§ Assignment
When the word "JSON" appears in a line of the data below, list that line.

[Start of Attachment]

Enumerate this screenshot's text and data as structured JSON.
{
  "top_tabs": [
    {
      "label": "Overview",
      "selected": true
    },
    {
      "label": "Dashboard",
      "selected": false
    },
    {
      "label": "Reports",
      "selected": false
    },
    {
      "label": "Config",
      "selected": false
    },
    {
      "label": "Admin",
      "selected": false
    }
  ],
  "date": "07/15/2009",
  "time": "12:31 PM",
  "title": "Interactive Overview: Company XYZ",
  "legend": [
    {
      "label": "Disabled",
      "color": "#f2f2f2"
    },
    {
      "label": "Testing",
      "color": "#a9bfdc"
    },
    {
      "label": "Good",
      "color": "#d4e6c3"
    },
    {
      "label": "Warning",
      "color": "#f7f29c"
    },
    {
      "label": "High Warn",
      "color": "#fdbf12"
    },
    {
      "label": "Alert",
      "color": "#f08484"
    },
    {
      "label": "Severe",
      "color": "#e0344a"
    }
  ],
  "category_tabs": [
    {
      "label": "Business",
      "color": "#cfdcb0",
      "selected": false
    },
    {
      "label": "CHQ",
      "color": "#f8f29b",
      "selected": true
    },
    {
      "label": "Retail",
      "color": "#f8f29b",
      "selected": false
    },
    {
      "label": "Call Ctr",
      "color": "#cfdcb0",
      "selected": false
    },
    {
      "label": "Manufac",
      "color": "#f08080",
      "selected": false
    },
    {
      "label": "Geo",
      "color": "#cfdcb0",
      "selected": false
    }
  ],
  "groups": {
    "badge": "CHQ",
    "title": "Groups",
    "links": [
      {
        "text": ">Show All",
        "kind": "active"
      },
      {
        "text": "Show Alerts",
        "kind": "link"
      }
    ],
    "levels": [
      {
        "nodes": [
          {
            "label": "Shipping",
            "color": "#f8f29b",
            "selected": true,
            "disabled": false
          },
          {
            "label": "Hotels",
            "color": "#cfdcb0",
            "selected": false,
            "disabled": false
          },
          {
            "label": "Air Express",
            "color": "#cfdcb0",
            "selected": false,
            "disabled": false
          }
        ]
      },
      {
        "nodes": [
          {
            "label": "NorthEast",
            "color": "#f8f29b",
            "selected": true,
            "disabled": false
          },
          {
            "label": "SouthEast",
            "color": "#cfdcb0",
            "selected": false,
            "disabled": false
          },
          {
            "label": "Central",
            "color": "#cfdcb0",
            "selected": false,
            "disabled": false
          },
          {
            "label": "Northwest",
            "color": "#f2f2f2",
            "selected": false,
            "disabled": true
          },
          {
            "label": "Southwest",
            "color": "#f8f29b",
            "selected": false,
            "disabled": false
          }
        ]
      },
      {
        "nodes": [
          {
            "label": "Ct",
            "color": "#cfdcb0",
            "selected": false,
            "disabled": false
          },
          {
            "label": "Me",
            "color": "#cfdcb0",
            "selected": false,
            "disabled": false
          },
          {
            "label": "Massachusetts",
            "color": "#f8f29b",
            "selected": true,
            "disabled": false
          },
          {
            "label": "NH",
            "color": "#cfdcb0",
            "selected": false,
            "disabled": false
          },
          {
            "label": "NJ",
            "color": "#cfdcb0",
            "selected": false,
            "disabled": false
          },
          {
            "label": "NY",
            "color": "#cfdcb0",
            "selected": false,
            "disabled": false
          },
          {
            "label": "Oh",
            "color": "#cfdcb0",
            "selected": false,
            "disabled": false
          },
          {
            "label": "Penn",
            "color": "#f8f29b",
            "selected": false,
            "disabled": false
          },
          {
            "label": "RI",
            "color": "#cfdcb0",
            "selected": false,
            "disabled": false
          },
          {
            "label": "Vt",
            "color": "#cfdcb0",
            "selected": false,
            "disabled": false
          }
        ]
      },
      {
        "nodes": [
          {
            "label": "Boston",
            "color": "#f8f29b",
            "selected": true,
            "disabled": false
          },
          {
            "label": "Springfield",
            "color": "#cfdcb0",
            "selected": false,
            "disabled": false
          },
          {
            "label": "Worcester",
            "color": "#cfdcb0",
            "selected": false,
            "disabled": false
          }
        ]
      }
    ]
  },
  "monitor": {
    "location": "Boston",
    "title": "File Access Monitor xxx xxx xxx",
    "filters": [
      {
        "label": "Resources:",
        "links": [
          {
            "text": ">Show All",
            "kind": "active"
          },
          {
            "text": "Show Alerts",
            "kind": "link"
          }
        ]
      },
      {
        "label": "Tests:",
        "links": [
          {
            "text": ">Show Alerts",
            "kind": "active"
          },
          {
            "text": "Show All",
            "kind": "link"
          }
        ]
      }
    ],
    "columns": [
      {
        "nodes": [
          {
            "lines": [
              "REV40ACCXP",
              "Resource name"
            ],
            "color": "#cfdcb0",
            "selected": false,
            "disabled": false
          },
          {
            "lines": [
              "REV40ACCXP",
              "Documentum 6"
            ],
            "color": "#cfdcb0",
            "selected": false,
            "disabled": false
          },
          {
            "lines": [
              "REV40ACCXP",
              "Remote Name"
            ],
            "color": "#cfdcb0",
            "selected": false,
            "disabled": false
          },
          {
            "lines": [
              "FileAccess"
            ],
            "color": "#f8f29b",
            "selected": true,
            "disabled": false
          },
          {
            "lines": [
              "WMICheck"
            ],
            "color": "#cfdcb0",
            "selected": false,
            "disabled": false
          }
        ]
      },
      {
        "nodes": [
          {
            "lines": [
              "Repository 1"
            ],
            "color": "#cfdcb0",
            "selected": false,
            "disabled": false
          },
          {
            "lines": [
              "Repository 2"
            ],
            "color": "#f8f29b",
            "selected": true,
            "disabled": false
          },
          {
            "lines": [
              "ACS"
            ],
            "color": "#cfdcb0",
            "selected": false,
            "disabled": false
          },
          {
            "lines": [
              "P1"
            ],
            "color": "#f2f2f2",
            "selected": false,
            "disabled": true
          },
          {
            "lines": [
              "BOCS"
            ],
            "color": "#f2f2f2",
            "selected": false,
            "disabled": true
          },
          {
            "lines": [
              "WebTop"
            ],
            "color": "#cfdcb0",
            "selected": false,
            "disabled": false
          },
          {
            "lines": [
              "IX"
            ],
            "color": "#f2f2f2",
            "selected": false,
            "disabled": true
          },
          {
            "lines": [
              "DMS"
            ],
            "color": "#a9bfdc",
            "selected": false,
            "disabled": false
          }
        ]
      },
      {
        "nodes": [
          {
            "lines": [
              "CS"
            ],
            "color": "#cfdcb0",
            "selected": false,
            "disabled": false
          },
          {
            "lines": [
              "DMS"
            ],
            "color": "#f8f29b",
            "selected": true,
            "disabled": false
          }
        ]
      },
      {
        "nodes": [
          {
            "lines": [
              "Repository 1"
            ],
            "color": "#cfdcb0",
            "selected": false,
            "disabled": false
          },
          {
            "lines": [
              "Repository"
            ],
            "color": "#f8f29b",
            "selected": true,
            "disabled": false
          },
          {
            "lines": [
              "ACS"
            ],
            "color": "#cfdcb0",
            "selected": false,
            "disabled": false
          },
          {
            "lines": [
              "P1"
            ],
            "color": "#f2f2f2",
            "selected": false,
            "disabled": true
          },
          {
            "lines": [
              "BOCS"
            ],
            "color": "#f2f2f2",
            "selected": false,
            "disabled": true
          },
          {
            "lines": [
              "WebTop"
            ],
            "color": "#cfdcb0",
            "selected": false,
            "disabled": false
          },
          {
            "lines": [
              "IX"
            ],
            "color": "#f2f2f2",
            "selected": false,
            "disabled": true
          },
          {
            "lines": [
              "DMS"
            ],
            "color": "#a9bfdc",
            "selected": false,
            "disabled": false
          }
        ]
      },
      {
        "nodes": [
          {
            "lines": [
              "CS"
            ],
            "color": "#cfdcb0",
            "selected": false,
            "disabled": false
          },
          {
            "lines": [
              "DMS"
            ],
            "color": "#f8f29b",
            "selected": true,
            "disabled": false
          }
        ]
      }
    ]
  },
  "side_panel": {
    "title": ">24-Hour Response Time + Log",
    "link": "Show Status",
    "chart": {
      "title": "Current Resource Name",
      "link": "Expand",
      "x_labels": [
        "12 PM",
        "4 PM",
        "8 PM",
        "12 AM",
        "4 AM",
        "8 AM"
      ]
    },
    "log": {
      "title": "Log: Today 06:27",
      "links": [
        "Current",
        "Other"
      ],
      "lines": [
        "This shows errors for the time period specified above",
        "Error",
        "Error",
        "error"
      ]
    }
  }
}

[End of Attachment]
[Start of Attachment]

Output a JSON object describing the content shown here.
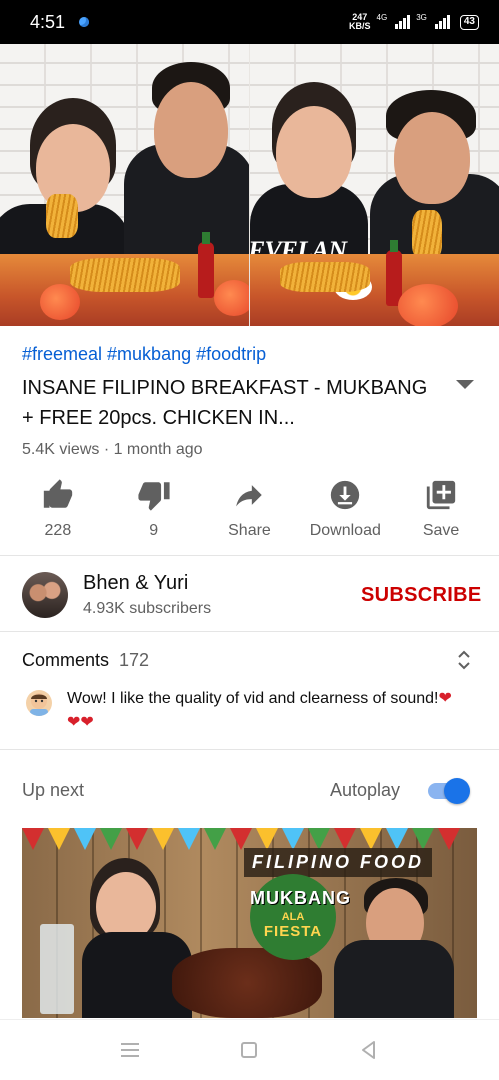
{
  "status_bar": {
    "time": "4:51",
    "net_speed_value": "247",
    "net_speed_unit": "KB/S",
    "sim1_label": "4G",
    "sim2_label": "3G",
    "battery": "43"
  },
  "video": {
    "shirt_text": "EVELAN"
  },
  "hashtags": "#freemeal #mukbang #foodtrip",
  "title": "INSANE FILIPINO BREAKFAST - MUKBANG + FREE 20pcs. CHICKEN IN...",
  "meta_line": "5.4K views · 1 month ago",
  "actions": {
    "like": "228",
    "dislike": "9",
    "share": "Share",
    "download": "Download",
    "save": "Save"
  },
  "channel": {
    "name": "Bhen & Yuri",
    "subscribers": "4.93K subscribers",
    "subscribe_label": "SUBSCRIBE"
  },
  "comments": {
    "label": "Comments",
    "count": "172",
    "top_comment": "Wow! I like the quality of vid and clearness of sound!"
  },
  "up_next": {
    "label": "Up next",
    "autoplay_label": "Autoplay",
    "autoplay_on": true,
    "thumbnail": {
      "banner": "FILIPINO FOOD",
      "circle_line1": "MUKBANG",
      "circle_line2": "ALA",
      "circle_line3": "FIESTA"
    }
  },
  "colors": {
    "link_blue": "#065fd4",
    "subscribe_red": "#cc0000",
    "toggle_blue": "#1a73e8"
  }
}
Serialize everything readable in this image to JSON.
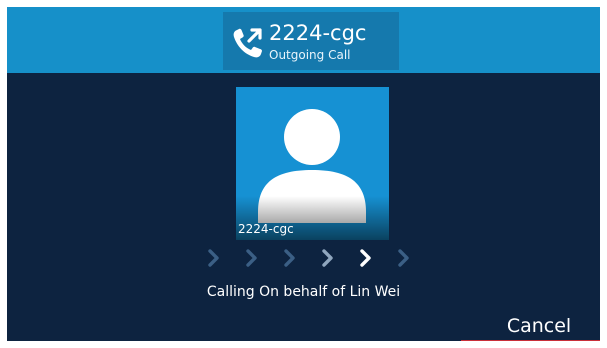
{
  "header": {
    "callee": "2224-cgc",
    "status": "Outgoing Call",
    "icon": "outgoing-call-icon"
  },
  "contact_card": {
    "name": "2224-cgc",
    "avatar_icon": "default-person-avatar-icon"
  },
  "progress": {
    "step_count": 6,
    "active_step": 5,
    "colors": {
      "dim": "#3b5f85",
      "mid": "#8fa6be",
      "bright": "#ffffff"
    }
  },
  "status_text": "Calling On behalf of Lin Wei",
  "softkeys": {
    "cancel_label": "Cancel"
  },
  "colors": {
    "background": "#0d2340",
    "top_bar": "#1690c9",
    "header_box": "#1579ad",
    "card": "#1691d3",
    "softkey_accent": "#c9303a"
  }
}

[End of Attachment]

§ Answer box
Enumerate this screenshot's text and data as structured JSON.
Output a JSON object describing the content shown here.
Serialize everything readable in this image to JSON.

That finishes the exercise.